Over the years, parcels of the land have been sold, and the remaining tract was subdivided between grandchildren several years ago. My in-laws’ piece was at one point strip-mined for gravel, and they have worked very hard at reclaiming by planting and encouraging native species.
We are so fortunate that this property is still in the family, and we love to spend time there. It does not hurt that my mother-in-law is a fabulous cook!
|The sundews are the odd reddish blobs. |
They look like alien species!

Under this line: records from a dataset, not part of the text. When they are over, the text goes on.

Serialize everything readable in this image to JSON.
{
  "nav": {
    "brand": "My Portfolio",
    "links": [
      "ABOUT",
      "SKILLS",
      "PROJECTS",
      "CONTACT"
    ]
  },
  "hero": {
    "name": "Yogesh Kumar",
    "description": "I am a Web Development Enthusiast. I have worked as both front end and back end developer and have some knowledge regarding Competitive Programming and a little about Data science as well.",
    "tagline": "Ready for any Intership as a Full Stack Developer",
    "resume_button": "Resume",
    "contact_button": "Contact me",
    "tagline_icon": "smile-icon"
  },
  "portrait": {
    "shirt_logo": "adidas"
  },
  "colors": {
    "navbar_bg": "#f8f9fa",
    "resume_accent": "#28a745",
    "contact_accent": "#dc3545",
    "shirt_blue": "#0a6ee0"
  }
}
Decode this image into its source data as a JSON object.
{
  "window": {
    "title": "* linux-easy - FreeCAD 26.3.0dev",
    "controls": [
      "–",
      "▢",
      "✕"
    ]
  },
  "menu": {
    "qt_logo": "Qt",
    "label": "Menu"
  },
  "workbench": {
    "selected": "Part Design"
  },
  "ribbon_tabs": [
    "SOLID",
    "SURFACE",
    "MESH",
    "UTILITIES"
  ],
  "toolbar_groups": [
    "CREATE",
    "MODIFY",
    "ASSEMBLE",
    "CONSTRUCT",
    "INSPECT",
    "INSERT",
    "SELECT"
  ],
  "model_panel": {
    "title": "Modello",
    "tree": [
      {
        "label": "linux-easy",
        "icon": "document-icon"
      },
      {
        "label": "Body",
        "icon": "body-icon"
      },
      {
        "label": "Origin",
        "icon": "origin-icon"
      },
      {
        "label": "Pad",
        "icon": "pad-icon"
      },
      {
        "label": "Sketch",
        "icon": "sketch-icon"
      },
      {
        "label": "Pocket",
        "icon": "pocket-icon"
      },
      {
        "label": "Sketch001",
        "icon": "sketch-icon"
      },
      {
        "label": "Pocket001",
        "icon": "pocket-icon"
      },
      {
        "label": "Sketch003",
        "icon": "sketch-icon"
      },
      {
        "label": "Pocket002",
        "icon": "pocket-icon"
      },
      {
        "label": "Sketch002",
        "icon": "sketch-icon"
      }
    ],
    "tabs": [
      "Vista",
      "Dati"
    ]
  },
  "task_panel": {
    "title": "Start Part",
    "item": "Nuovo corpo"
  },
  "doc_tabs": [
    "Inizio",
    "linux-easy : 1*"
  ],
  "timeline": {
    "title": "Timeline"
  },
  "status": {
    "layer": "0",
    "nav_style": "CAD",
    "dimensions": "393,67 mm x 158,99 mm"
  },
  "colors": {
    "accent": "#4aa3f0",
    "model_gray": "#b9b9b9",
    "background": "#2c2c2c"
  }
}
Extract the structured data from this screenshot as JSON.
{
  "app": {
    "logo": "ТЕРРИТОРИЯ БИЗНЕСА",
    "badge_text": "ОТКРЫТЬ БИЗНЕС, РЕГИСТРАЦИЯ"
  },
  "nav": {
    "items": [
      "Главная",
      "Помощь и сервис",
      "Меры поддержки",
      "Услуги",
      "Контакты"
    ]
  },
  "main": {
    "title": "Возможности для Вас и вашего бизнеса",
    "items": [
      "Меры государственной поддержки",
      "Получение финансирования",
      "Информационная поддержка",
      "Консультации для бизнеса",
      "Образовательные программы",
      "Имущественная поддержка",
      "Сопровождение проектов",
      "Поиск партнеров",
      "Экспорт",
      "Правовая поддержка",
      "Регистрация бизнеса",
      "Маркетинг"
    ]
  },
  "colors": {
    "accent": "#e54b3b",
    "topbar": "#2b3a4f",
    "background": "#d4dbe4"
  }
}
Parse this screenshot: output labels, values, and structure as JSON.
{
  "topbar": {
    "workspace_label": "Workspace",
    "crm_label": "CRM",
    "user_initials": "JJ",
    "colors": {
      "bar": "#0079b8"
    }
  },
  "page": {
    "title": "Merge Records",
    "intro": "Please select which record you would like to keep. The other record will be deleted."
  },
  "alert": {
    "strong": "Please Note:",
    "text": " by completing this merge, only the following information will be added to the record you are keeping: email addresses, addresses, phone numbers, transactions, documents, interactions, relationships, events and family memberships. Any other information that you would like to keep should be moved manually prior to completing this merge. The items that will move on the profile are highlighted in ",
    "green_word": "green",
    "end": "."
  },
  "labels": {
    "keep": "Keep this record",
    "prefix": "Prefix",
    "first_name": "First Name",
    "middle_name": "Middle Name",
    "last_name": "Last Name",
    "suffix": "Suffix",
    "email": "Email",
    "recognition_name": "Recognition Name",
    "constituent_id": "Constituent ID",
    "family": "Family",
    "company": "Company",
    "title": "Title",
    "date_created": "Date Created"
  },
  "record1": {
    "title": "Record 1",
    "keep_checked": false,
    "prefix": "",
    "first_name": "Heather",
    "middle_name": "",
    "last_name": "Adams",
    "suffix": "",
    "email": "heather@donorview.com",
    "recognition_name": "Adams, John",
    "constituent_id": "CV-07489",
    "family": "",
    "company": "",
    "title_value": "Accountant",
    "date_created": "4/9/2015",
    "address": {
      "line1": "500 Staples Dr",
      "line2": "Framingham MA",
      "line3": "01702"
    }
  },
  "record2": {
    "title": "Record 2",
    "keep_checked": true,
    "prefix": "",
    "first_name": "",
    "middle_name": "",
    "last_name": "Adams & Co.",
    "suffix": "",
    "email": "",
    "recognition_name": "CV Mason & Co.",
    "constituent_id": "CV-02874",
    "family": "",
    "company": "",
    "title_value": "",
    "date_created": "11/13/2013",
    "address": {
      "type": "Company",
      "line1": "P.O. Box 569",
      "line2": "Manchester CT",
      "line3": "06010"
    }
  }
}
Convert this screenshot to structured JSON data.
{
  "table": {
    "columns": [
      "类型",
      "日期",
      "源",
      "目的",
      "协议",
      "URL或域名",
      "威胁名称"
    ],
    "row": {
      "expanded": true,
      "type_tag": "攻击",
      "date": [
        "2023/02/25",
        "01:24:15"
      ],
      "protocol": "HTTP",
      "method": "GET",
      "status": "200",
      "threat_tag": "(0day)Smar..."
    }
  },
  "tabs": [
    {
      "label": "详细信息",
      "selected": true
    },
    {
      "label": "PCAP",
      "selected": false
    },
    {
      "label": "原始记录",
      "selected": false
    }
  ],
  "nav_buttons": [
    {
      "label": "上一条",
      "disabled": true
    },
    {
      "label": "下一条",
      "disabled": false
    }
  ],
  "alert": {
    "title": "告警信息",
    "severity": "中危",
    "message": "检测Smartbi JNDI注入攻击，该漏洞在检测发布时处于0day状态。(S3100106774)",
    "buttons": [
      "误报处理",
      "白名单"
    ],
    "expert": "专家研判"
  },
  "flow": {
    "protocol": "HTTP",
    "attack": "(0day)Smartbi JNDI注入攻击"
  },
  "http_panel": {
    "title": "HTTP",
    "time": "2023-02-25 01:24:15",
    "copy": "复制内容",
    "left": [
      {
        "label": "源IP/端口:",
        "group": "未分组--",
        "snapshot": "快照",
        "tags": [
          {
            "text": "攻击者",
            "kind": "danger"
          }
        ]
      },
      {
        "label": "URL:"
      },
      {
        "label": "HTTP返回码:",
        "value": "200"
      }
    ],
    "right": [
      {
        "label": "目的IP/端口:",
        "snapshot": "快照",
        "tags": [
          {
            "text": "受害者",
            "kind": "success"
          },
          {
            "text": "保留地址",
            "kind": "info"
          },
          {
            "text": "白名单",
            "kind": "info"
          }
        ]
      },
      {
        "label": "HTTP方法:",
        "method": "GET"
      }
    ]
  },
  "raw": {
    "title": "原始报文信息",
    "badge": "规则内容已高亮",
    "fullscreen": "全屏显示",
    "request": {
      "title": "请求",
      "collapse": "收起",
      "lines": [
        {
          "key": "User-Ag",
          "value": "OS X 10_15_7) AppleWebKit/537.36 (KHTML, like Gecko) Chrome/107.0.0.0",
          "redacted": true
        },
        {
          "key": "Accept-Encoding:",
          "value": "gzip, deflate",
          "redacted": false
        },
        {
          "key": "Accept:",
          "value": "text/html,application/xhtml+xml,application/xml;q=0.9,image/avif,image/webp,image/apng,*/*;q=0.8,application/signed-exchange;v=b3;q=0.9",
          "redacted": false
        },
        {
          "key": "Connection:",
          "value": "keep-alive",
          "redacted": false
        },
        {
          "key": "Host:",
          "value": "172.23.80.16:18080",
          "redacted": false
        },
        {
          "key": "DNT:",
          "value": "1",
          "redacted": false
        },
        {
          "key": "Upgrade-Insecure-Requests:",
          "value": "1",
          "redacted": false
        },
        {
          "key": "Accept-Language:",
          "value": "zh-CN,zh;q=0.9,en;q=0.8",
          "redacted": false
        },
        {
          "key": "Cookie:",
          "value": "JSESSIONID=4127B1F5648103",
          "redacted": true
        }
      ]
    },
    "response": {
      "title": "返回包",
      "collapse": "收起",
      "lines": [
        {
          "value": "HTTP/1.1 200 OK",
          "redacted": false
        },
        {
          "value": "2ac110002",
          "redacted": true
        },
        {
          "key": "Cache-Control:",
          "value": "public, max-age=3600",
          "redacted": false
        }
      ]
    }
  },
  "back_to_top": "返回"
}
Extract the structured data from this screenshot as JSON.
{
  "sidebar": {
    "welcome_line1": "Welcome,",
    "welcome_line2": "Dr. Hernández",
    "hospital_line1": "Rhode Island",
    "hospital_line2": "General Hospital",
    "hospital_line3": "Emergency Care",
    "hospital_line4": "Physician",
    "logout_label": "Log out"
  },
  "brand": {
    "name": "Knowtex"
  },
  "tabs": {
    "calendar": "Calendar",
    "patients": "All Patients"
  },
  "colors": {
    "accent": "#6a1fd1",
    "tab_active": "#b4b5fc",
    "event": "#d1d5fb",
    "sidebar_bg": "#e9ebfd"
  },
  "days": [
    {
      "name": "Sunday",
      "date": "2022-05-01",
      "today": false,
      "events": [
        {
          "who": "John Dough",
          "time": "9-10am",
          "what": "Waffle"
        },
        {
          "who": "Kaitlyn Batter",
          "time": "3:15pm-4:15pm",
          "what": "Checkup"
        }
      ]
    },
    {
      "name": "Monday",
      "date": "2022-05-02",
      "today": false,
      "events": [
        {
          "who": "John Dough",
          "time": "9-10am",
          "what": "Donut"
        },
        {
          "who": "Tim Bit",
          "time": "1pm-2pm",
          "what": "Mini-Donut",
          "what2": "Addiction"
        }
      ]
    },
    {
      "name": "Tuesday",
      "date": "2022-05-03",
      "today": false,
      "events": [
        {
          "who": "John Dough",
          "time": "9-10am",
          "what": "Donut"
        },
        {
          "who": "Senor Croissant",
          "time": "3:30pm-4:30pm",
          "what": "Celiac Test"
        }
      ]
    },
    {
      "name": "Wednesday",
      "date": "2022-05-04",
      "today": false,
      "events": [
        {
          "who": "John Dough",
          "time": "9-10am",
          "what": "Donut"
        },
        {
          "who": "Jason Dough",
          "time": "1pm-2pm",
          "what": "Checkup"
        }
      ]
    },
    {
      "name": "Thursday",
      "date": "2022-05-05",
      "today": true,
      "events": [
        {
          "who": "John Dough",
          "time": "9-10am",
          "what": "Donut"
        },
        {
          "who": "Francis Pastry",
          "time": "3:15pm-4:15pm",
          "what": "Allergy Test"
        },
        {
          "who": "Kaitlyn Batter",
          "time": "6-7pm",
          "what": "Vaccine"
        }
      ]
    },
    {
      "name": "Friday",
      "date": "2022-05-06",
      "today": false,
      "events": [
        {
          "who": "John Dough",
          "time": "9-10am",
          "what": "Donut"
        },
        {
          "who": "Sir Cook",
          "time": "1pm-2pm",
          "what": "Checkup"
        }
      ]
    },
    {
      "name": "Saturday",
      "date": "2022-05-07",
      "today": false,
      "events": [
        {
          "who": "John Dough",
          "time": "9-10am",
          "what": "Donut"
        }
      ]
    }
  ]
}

Sunday morning we took ourselves on a multi-generational walk through the pasture. After noting the depredations of wild hogs (which root around looking for food and destroying terrain in the process), we came to a shallow tank. M.I.L. told us that sometimes sundews (I’m guessing Drosera capillaris) grow here along the edge of the pond, but it may be too dry this year. As the menfolk trudged on, we girls struck out in search of sundews.
Lo and behold, they were everywhere! To find sundews, you must know what you are looking for, and be willing to scurry around stooped over like a feeding flamingo. We were willing! My daughter was fascinated by these tiny carnivorous plants, and I’m sure we will have to visit this tank again. M.I.L told us these sundews have a pink bloom later on.
We continued our walk, admiring the tiny bluets, one of the first spring bloomers here. As we headed back to the house, three abreast on the dirt road, my daughter stopped and exclaimed. About a foot in front of her was a large coral snake (two feet or so). He quickly slithered into the grass beside the road. We watched him disappear from a wary distance, as he is one of Texas’ four poisonous snakes. Just as we recovered from this excitement, we heard far overhead the cries of a flock of migrating sandhill cranes, and we craned our necks for a look.
What a phenomenal walk!
Favorite spot in the garden:
My favorite spot today is in my larger garden. Wind-flowers (Anemone heterophylla) are our first spring-blooming wildflowers. They started popping up along the driveway about a week ago, and we are always so happy to see them. They range from white to purple. Spring must be here!